Women's basketball: Duke back among top programs after down year
DURHAM, N.C. — Duke is back in its usual spot among the elites in women's basketball after a one-year absence.
The ninth-ranked Blue Devils (27-5) earned their first top-10 ranking in two years just in time for the NCAA Tournament, and are in line to host a four-team subregional as a top-16 overall seed when the bracket is revealed Monday night.
Guard Rebecca Greenwell describes this group of Blue Devils as "a very low-drama team" — in other words, the complete opposite of a year ago.
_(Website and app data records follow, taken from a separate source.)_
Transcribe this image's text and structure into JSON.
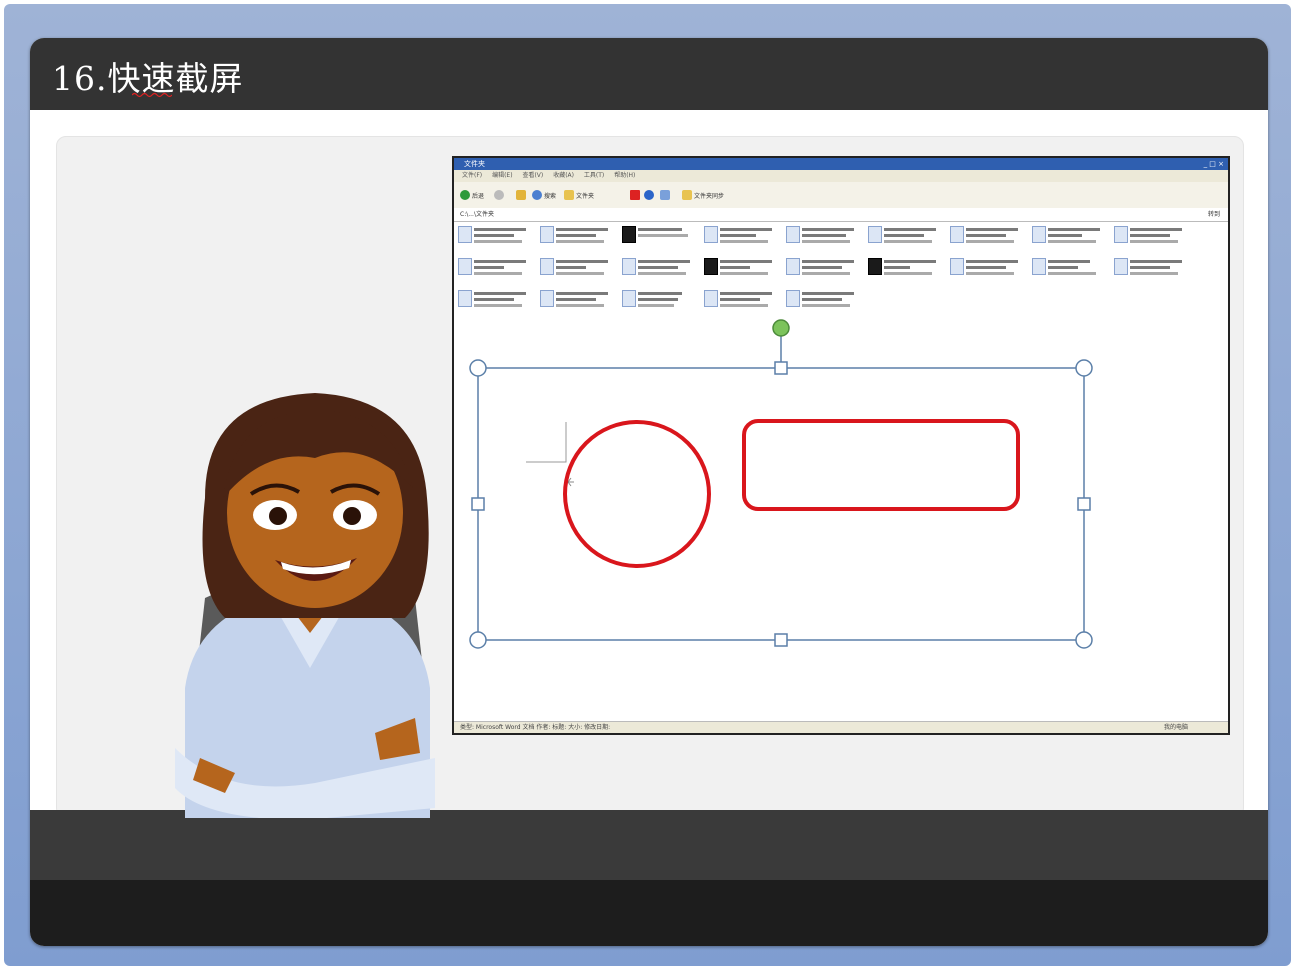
{
  "slide": {
    "title": "16.快速截屏"
  },
  "screenshot": {
    "window_title": "文件夹",
    "window_buttons": "_ □ ×",
    "menu_items": [
      "文件(F)",
      "编辑(E)",
      "查看(V)",
      "收藏(A)",
      "工具(T)",
      "帮助(H)"
    ],
    "toolbar": {
      "back": "后退",
      "search": "搜索",
      "folders": "文件夹",
      "sync": "文件夹同步"
    },
    "address_path": "C:\\...\\文件夹",
    "go_label": "转到",
    "status_left": "类型: Microsoft Word 文档 作者: 标题: 大小: 修改日期:",
    "status_right": "我的电脑"
  },
  "colors": {
    "title_bar": "#333333",
    "frame": "#8fa8d4",
    "shape_stroke": "#d9161c",
    "selection": "#5b7fa8",
    "rotate_handle": "#7cc35b"
  },
  "icons": [
    "back-icon",
    "forward-icon",
    "up-icon",
    "search-icon",
    "folder-icon",
    "delete-icon",
    "undo-icon",
    "views-icon"
  ]
}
Duke missed the tournament for the first time since 1994 last year and then conducted a two-month review of the program by the school's human resources department after two of the team's best players left.
"I think once a program is vetted like ours was," coach Joanne P. McCallie said, "there's such a clarity about what we want to accomplish together."
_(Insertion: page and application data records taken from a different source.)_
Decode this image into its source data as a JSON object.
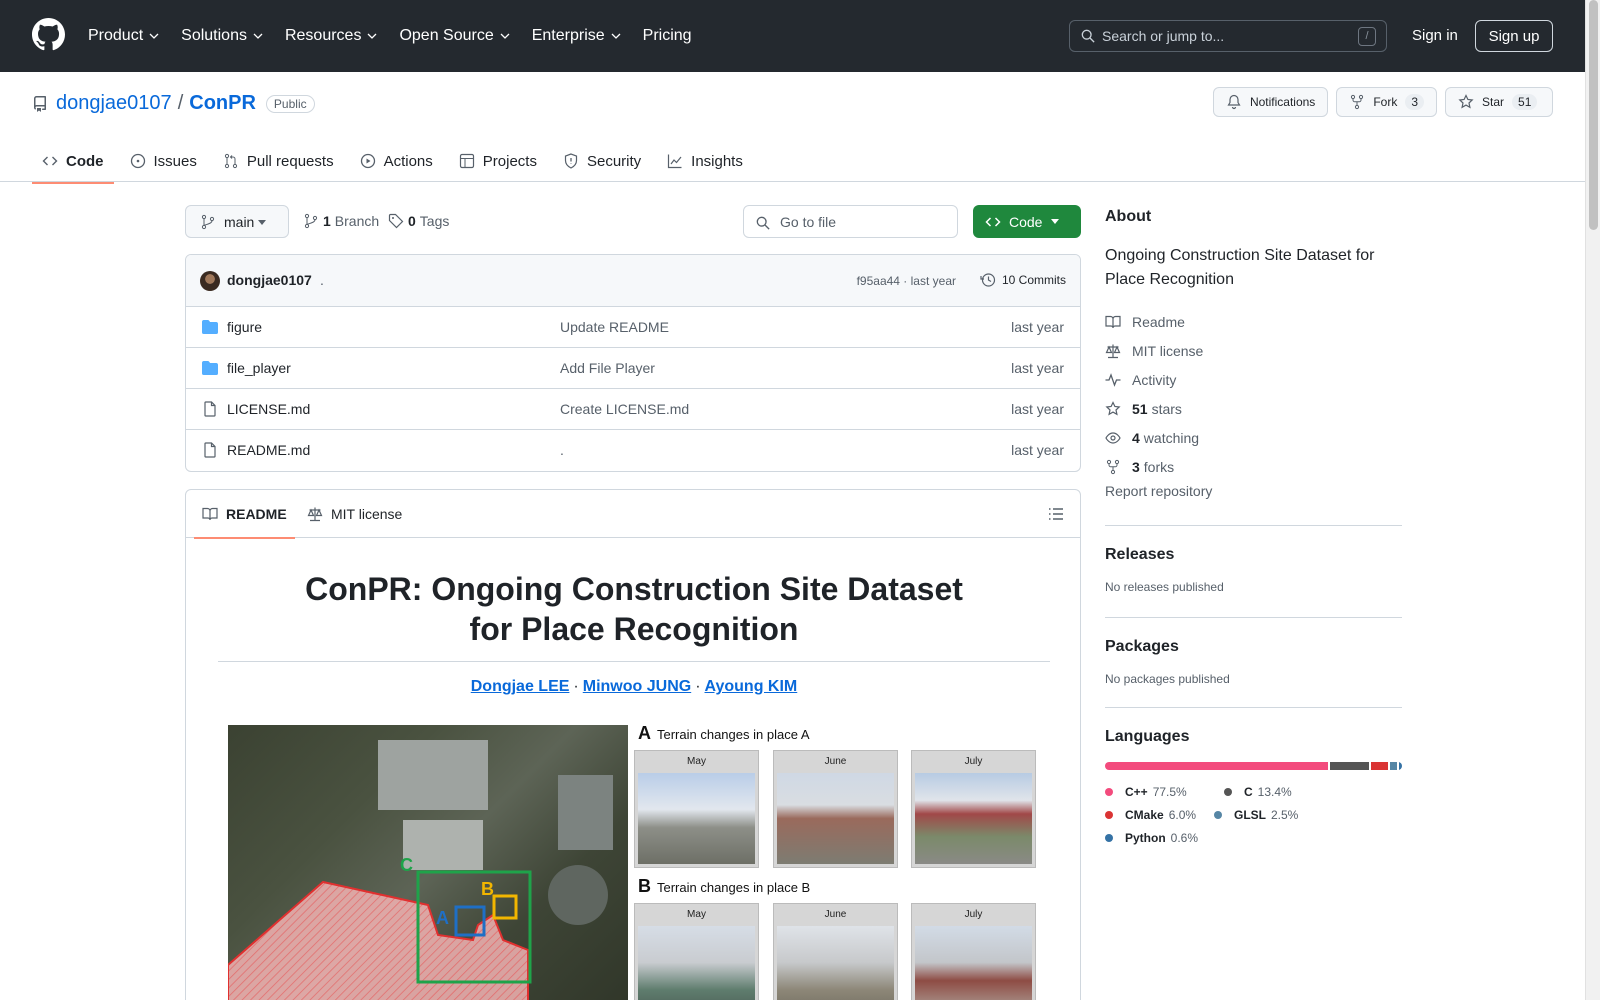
{
  "header": {
    "nav": [
      {
        "label": "Product",
        "dropdown": true
      },
      {
        "label": "Solutions",
        "dropdown": true
      },
      {
        "label": "Resources",
        "dropdown": true
      },
      {
        "label": "Open Source",
        "dropdown": true
      },
      {
        "label": "Enterprise",
        "dropdown": true
      },
      {
        "label": "Pricing",
        "dropdown": false
      }
    ],
    "search_placeholder": "Search or jump to...",
    "search_shortcut": "/",
    "signin": "Sign in",
    "signup": "Sign up"
  },
  "repo": {
    "owner": "dongjae0107",
    "separator": "/",
    "name": "ConPR",
    "visibility": "Public",
    "notifications_label": "Notifications",
    "fork_label": "Fork",
    "fork_count": "3",
    "star_label": "Star",
    "star_count": "51",
    "tabs": [
      {
        "label": "Code",
        "icon": "code-icon",
        "active": true
      },
      {
        "label": "Issues",
        "icon": "issue-icon",
        "active": false
      },
      {
        "label": "Pull requests",
        "icon": "pull-request-icon",
        "active": false
      },
      {
        "label": "Actions",
        "icon": "play-icon",
        "active": false
      },
      {
        "label": "Projects",
        "icon": "table-icon",
        "active": false
      },
      {
        "label": "Security",
        "icon": "shield-icon",
        "active": false
      },
      {
        "label": "Insights",
        "icon": "graph-icon",
        "active": false
      }
    ]
  },
  "toolbar": {
    "branch": "main",
    "branch_count": "1",
    "branch_label": "Branch",
    "tag_count": "0",
    "tag_label": "Tags",
    "goto_placeholder": "Go to file",
    "code_button": "Code"
  },
  "commit": {
    "author": "dongjae0107",
    "message": ".",
    "sha_time": "f95aa44 · last year",
    "commits": "10 Commits"
  },
  "files": [
    {
      "type": "folder",
      "name": "figure",
      "message": "Update README",
      "time": "last year"
    },
    {
      "type": "folder",
      "name": "file_player",
      "message": "Add File Player",
      "time": "last year"
    },
    {
      "type": "file",
      "name": "LICENSE.md",
      "message": "Create LICENSE.md",
      "time": "last year"
    },
    {
      "type": "file",
      "name": "README.md",
      "message": ".",
      "time": "last year"
    }
  ],
  "readme": {
    "tab_readme": "README",
    "tab_license": "MIT license",
    "title_line1": "ConPR: Ongoing Construction Site Dataset",
    "title_line2": "for Place Recognition",
    "authors": [
      "Dongjae LEE",
      "Minwoo JUNG",
      "Ayoung KIM"
    ],
    "author_sep": "·",
    "figure": {
      "panel_a_letter": "A",
      "panel_a_text": "Terrain changes in place A",
      "panel_b_letter": "B",
      "panel_b_text": "Terrain changes in place B",
      "months": [
        "May",
        "June",
        "July"
      ],
      "map_labels": [
        "A",
        "B",
        "C"
      ]
    }
  },
  "about": {
    "heading": "About",
    "description": "Ongoing Construction Site Dataset for Place Recognition",
    "links": [
      {
        "icon": "book-icon",
        "strong": "",
        "label": "Readme"
      },
      {
        "icon": "law-icon",
        "strong": "",
        "label": "MIT license"
      },
      {
        "icon": "pulse-icon",
        "strong": "",
        "label": "Activity"
      },
      {
        "icon": "star-icon",
        "strong": "51",
        "label": "stars"
      },
      {
        "icon": "eye-icon",
        "strong": "4",
        "label": "watching"
      },
      {
        "icon": "fork-icon",
        "strong": "3",
        "label": "forks"
      }
    ],
    "report": "Report repository"
  },
  "releases": {
    "heading": "Releases",
    "empty": "No releases published"
  },
  "packages": {
    "heading": "Packages",
    "empty": "No packages published"
  },
  "languages": {
    "heading": "Languages",
    "items": [
      {
        "name": "C++",
        "percent": "77.5%",
        "value": 77.5,
        "color": "#f34b7d"
      },
      {
        "name": "C",
        "percent": "13.4%",
        "value": 13.4,
        "color": "#555555"
      },
      {
        "name": "CMake",
        "percent": "6.0%",
        "value": 6.0,
        "color": "#da3434"
      },
      {
        "name": "GLSL",
        "percent": "2.5%",
        "value": 2.5,
        "color": "#5686a5"
      },
      {
        "name": "Python",
        "percent": "0.6%",
        "value": 0.6,
        "color": "#3572A5"
      }
    ]
  }
}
They've accomplished a lot already this season: A year after finishing in a seventh-place tie in the Atlantic Coast Conference standings, the Blue Devils went 13-3 in the league to earn a share of second place. They won 10 consecutive games and advanced to the championship game before losing to four-time champion Notre Dame.
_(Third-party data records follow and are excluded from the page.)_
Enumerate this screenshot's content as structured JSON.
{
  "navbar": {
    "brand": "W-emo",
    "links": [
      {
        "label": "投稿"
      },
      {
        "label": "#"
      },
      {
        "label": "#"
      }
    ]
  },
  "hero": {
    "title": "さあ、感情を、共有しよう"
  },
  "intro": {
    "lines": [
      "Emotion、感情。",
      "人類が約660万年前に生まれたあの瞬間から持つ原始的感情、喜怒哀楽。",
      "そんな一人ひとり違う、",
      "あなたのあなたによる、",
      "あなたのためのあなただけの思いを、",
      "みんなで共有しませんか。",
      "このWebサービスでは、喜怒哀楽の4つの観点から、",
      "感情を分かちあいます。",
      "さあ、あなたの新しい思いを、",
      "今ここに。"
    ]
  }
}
"Last year was kind of a motivating factor for us — lesson learned," sophomore Faith Suggs said. "This year, watching everyone grow together is a really good thing, and hopefully we'll continue it in the next couple of years."
This Duke team is incrementally better than last year's in most of the lines on the stat sheet. The biggest difference is in turnovers, both gained and lost. These Blue Devils have turned it over 95 fewer times than last year while forcing 68 more from their opponents.
The major reasons for that is the presence of guard Lexie Brown, who sat out last season after transferring from Maryland, and the maturation of six players who are now sophomores — chiefly Kyra Lambert, who started at point guard last season as a freshman. Those two have created what McCallie calls "a ripple effect" that makes things easier on everyone else on the roster.
"Chemistry is one of those intangibles that's hard to pinpoint," McCallie said. "This team plays together simply much better, No. 1. We have better ball-handling. You can't add Lexie Brown and not have better ball-handling. You can't add Lexie and think that your defense is not going to change, because she plays both sides of the ball. Everything kind of makes sense."
Last year's team lost more games than usual for a Duke squad— eight in ACC play alone, the most since the 1993-94 team that missed the tournament — and then lost players. Leading scorer and rebounder Azura Stevens left for Connecticut, and guard Angela Salvadores of Spain turned pro.
After the lengthy review of the program — the specific reason for which has never been made public — athletic director Kevin White kept McCallie as the coach and pledged his support for her.
For a program that until then had been a model of consistency, the climb back up the rankings has been satisfying.
"It feels amazing. I easily could have just thrown in the towel and kind of made excuses for myself and my team, but I really tried to stay positive throughout the whole process and put my frustrations and work ethic into getting better individually and as a team," Greenwell said. "It feels great that it's paid off. We've had a great season so far, and we still have a lot of work left to do."